Once you’ve bootstrapped your network and done some research to figure out what kind of role you’re interested in, it’s time to start the job application process.
At this stage, most people would simply start submitting their resume to job postings left and right. This usually leads to anger and frustration when they rarely, if ever, hear back from any companies.
Instead, I recommend the networking approach. Remember the developers you met at events or for coffee earlier? By doing that, you were building your network with people in your new industry!
Referrals are the key to getting your resume noticed within a company, and increase your chances of landing an interview at all. Aside from my very first job post-college (which I actually got from replying to a Craigslist post!), all of the positions I’ve moved on to fill have come from referrals - that’s the power of relationships! When you know someone, whether it’s a childhood friend, a former roommate, or just an acquaintance you met for coffee once, you have a connection and a potential foot in the door.

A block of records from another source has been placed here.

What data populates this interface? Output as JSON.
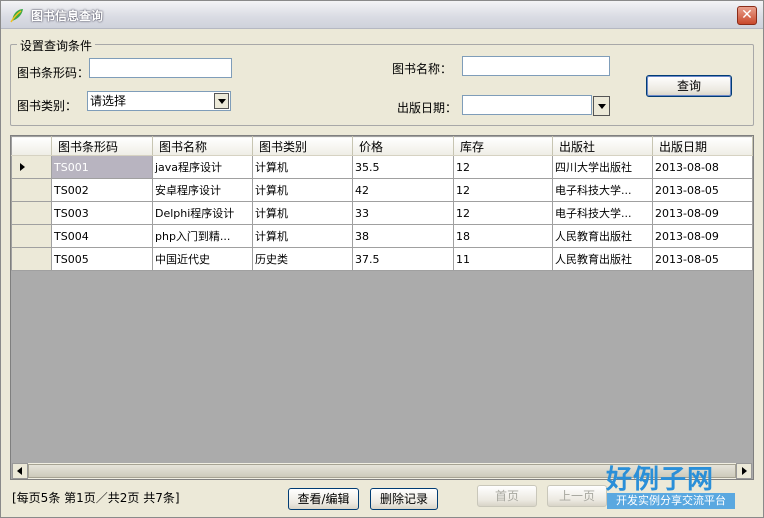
{
  "window": {
    "title": "图书信息查询",
    "close_glyph": "✕"
  },
  "filters": {
    "group_title": "设置查询条件",
    "barcode_label": "图书条形码：",
    "barcode_value": "",
    "name_label": "图书名称：",
    "name_value": "",
    "category_label": "图书类别：",
    "category_value": "请选择",
    "date_label": "出版日期：",
    "date_value": "",
    "query_button": "查询"
  },
  "grid": {
    "columns": [
      "图书条形码",
      "图书名称",
      "图书类别",
      "价格",
      "库存",
      "出版社",
      "出版日期"
    ],
    "rows": [
      [
        "TS001",
        "java程序设计",
        "计算机",
        "35.5",
        "12",
        "四川大学出版社",
        "2013-08-08"
      ],
      [
        "TS002",
        "安卓程序设计",
        "计算机",
        "42",
        "12",
        "电子科技大学...",
        "2013-08-05"
      ],
      [
        "TS003",
        "Delphi程序设计",
        "计算机",
        "33",
        "12",
        "电子科技大学...",
        "2013-08-09"
      ],
      [
        "TS004",
        "php入门到精...",
        "计算机",
        "38",
        "18",
        "人民教育出版社",
        "2013-08-09"
      ],
      [
        "TS005",
        "中国近代史",
        "历史类",
        "37.5",
        "11",
        "人民教育出版社",
        "2013-08-05"
      ]
    ],
    "selected_row": 0
  },
  "footer": {
    "status_text": "[每页5条  第1页／共2页    共7条]",
    "view_edit_button": "查看/编辑",
    "delete_button": "删除记录",
    "first_page_button": "首页",
    "prev_page_button": "上一页"
  },
  "watermark": {
    "logo_text": "好例子网",
    "sub_text": "开发实例分享交流平台"
  },
  "colors": {
    "selected_cell": "#b8b4c0",
    "button_border": "#003c74",
    "window_bg": "#ece9d8"
  },
  "icons": {
    "app": "leaf-icon",
    "close": "close-icon",
    "dropdown": "chevron-down-icon"
  }
}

But, referrals require relationships to be built, which is why spending the time to build those relationships first is very important.
Ramit Sethi has an excellent guide to building your network and one of the techniques he discusses is the “Closing the Loop” technique. This is one of my favorite techniques because it’s a great way to continue to build relationships even after an initial meeting with someone.

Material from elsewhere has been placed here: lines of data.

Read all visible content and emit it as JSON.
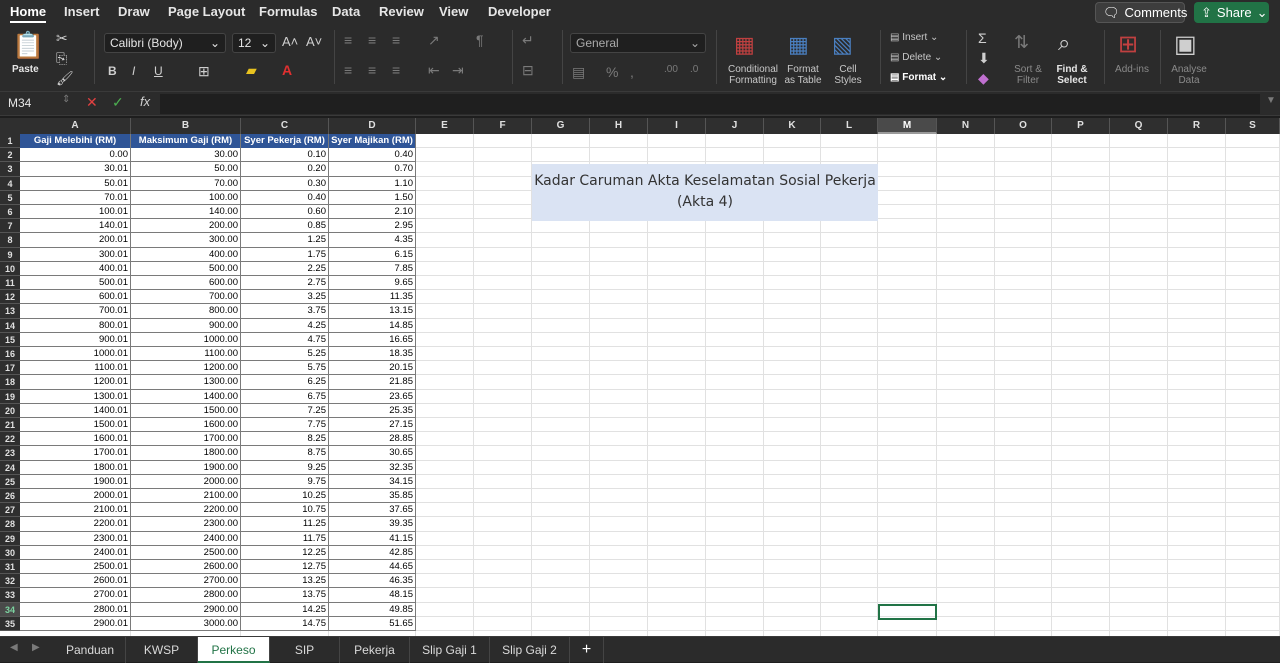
{
  "menu": {
    "tabs": [
      "Home",
      "Insert",
      "Draw",
      "Page Layout",
      "Formulas",
      "Data",
      "Review",
      "View",
      "Developer"
    ],
    "comments": "Comments",
    "share": "Share"
  },
  "ribbon": {
    "paste": "Paste",
    "font": "Calibri (Body)",
    "size": "12",
    "number_format": "General",
    "conditional": "Conditional\nFormatting",
    "format_table": "Format\nas Table",
    "cell_styles": "Cell\nStyles",
    "insert": "Insert",
    "delete": "Delete",
    "format": "Format",
    "sort": "Sort &\nFilter",
    "find": "Find &\nSelect",
    "addins": "Add-ins",
    "analyse": "Analyse\nData"
  },
  "formula_bar": {
    "name_box": "M34",
    "fx": "fx",
    "value": ""
  },
  "columns": [
    "A",
    "B",
    "C",
    "D",
    "E",
    "F",
    "G",
    "H",
    "I",
    "J",
    "K",
    "L",
    "M",
    "N",
    "O",
    "P",
    "Q",
    "R",
    "S"
  ],
  "table_headers": [
    "Gaji Melebihi (RM)",
    "Maksimum Gaji (RM)",
    "Syer Pekerja (RM)",
    "Syer Majikan (RM)"
  ],
  "rows": [
    [
      "0.00",
      "30.00",
      "0.10",
      "0.40"
    ],
    [
      "30.01",
      "50.00",
      "0.20",
      "0.70"
    ],
    [
      "50.01",
      "70.00",
      "0.30",
      "1.10"
    ],
    [
      "70.01",
      "100.00",
      "0.40",
      "1.50"
    ],
    [
      "100.01",
      "140.00",
      "0.60",
      "2.10"
    ],
    [
      "140.01",
      "200.00",
      "0.85",
      "2.95"
    ],
    [
      "200.01",
      "300.00",
      "1.25",
      "4.35"
    ],
    [
      "300.01",
      "400.00",
      "1.75",
      "6.15"
    ],
    [
      "400.01",
      "500.00",
      "2.25",
      "7.85"
    ],
    [
      "500.01",
      "600.00",
      "2.75",
      "9.65"
    ],
    [
      "600.01",
      "700.00",
      "3.25",
      "11.35"
    ],
    [
      "700.01",
      "800.00",
      "3.75",
      "13.15"
    ],
    [
      "800.01",
      "900.00",
      "4.25",
      "14.85"
    ],
    [
      "900.01",
      "1000.00",
      "4.75",
      "16.65"
    ],
    [
      "1000.01",
      "1100.00",
      "5.25",
      "18.35"
    ],
    [
      "1100.01",
      "1200.00",
      "5.75",
      "20.15"
    ],
    [
      "1200.01",
      "1300.00",
      "6.25",
      "21.85"
    ],
    [
      "1300.01",
      "1400.00",
      "6.75",
      "23.65"
    ],
    [
      "1400.01",
      "1500.00",
      "7.25",
      "25.35"
    ],
    [
      "1500.01",
      "1600.00",
      "7.75",
      "27.15"
    ],
    [
      "1600.01",
      "1700.00",
      "8.25",
      "28.85"
    ],
    [
      "1700.01",
      "1800.00",
      "8.75",
      "30.65"
    ],
    [
      "1800.01",
      "1900.00",
      "9.25",
      "32.35"
    ],
    [
      "1900.01",
      "2000.00",
      "9.75",
      "34.15"
    ],
    [
      "2000.01",
      "2100.00",
      "10.25",
      "35.85"
    ],
    [
      "2100.01",
      "2200.00",
      "10.75",
      "37.65"
    ],
    [
      "2200.01",
      "2300.00",
      "11.25",
      "39.35"
    ],
    [
      "2300.01",
      "2400.00",
      "11.75",
      "41.15"
    ],
    [
      "2400.01",
      "2500.00",
      "12.25",
      "42.85"
    ],
    [
      "2500.01",
      "2600.00",
      "12.75",
      "44.65"
    ],
    [
      "2600.01",
      "2700.00",
      "13.25",
      "46.35"
    ],
    [
      "2700.01",
      "2800.00",
      "13.75",
      "48.15"
    ],
    [
      "2800.01",
      "2900.00",
      "14.25",
      "49.85"
    ],
    [
      "2900.01",
      "3000.00",
      "14.75",
      "51.65"
    ]
  ],
  "title_box": {
    "line1": "Kadar Caruman Akta Keselamatan Sosial Pekerja",
    "line2": "(Akta 4)"
  },
  "sheets": [
    "Panduan",
    "KWSP",
    "Perkeso",
    "SIP",
    "Pekerja",
    "Slip Gaji 1",
    "Slip Gaji 2"
  ],
  "active_sheet": "Perkeso",
  "accent": "#217346",
  "header_fill": "#2f5597",
  "title_fill": "#dae3f3"
}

“Closing the Loop” means adding value before asking for help. Once you’ve met with or had a call with someone, but before you ask for anything from them, you’ll want to immediately thank them for their time and then (within 1-2 weeks) add value to them in some way. Whether it’s sharing an article you thought might be interesting to them, introducing them to someone else you know who could help them, or just writing to let them know that you’re a fan of their work, there are a lot of ways to add value. Many people start out by asking for a favor, which is a huge turn-off. Later in your career, when your time becomes more valuable and you’re in demand, you’ll see what I mean. In fact, maybe some of you already feel this way!
So, let’s say you’ve built a few relationships by having initial calls and meetings and have successfully added value to these new contacts - how do you go about asking for a referral? First, research the open roles at their company to see if there are any that seem like a good match for your skill set and interests. When you find some, you can then reach back out with your ask. Here is an example script you can use - I recommend continuing to use the same email thread as your original email:

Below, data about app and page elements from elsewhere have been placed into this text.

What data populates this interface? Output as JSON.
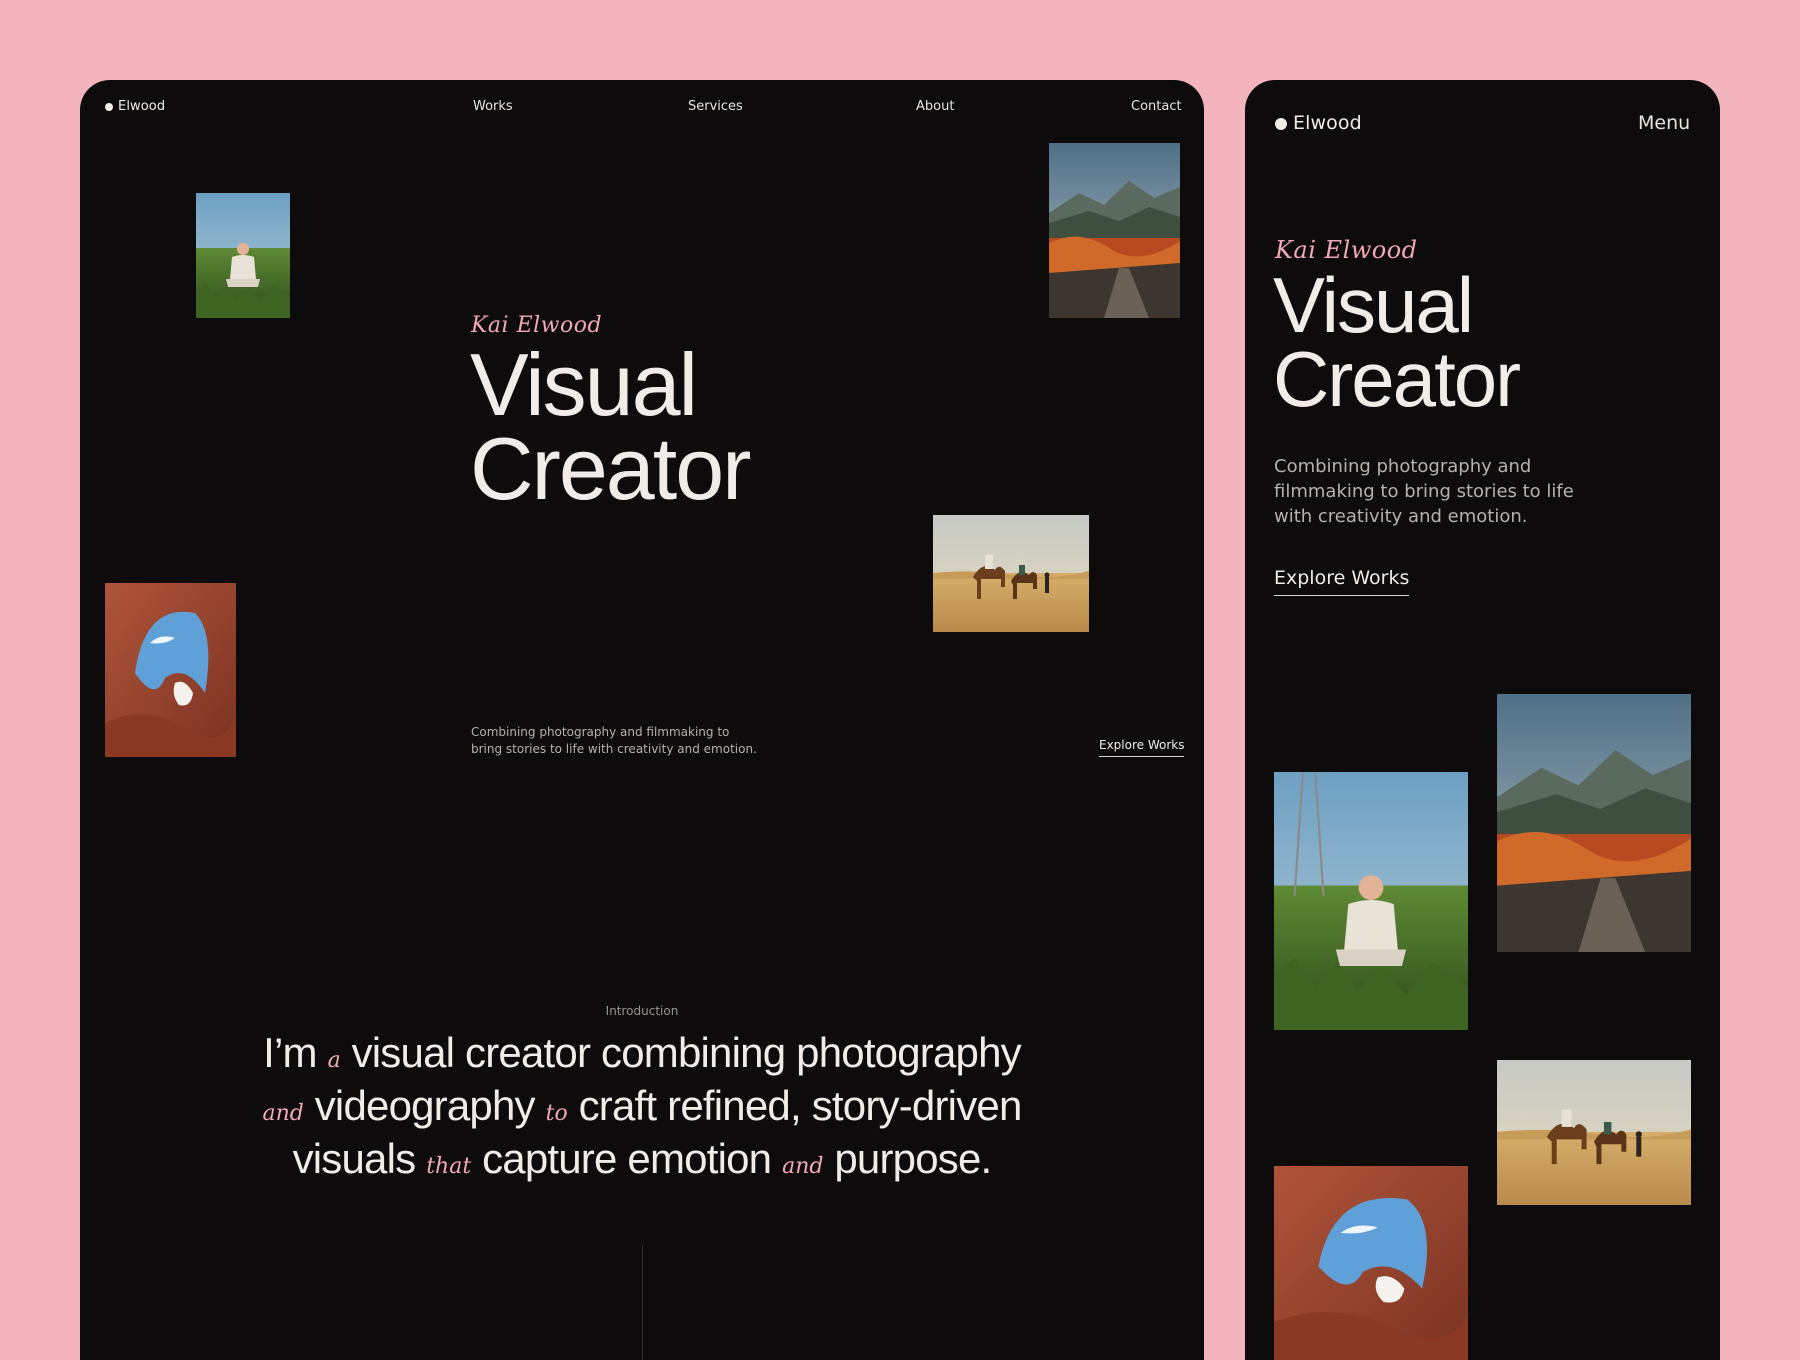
{
  "desktop": {
    "brand": "Elwood",
    "nav": {
      "works": "Works",
      "services": "Services",
      "about": "About",
      "contact": "Contact"
    },
    "hero": {
      "name": "Kai Elwood",
      "title_line1": "Visual",
      "title_line2": "Creator",
      "subtitle_line1": "Combining photography and filmmaking to",
      "subtitle_line2": "bring stories to life with creativity and emotion.",
      "cta": "Explore Works"
    },
    "photos": {
      "person": "person-in-field-photo",
      "mountains": "autumn-mountains-photo",
      "camels": "desert-camels-photo",
      "arch": "rock-arch-photo"
    },
    "intro": {
      "label": "Introduction",
      "parts": {
        "p1": "I’m",
        "p2": "a",
        "p3": "visual creator combining",
        "p4": "photography",
        "p5": "and",
        "p6": "videography",
        "p7": "to",
        "p8": "craft",
        "p9": "refined, story-driven visuals",
        "p10": "that",
        "p11": "capture emotion",
        "p12": "and",
        "p13": "purpose."
      }
    }
  },
  "mobile": {
    "brand": "Elwood",
    "menu": "Menu",
    "hero": {
      "name": "Kai Elwood",
      "title_line1": "Visual",
      "title_line2": "Creator",
      "subtitle_line1": "Combining photography and",
      "subtitle_line2": "filmmaking to bring stories to life",
      "subtitle_line3": "with creativity and emotion.",
      "cta": "Explore Works"
    }
  },
  "colors": {
    "background": "#f4b4bd",
    "panel": "#0e0b0c",
    "accent": "#f0a9b5",
    "text": "#f1ece8",
    "muted": "#b8b1ad"
  }
}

Hi <NAME>, After learning more about <COMPANY> from you, I think I could be a good fit there. [Add a sentence about one of the challenges you’d be excited to work on based on the notes you took during your initial meeting/call.] I found a few roles that I would be excited to jump in to. Would you be interested in referring me for any of them? Here are the roles: - Role 1 with link - Role 2 with link [NOTE: I wouldn’t choose more than 3 roles. At a smaller company, this likely won’t be a problem, but at a larger company, sometimes there will be many roles that you would consider. Narrowing it down to 3 or fewer that seem like a good fit shows that you’re focused in your job search and are targeting specific jobs rather than any open role.] Let me know what you think when you have a chance. If not, no worries at all, but if so, let me know if there’s anything I can do to make the process easier for you. Thanks, <NAME>
Landing your first technical interview is much easier said than done, and this post only scratches the surface of how to get started. Overall, building your network and asking for referrals is a process of trial and error, and you won’t always succeed, but that’s ok! The more you put yourself out there, the more comfortable you’ll be with failure when it happens (and, trust me, it WILL happen).
If you’re just starting your journey to learn to code, or are simply looking for your next developer role, I’d love to hear from you. What is your #1 challenge? Let me know by emailing me at firstname.lastname@example.org.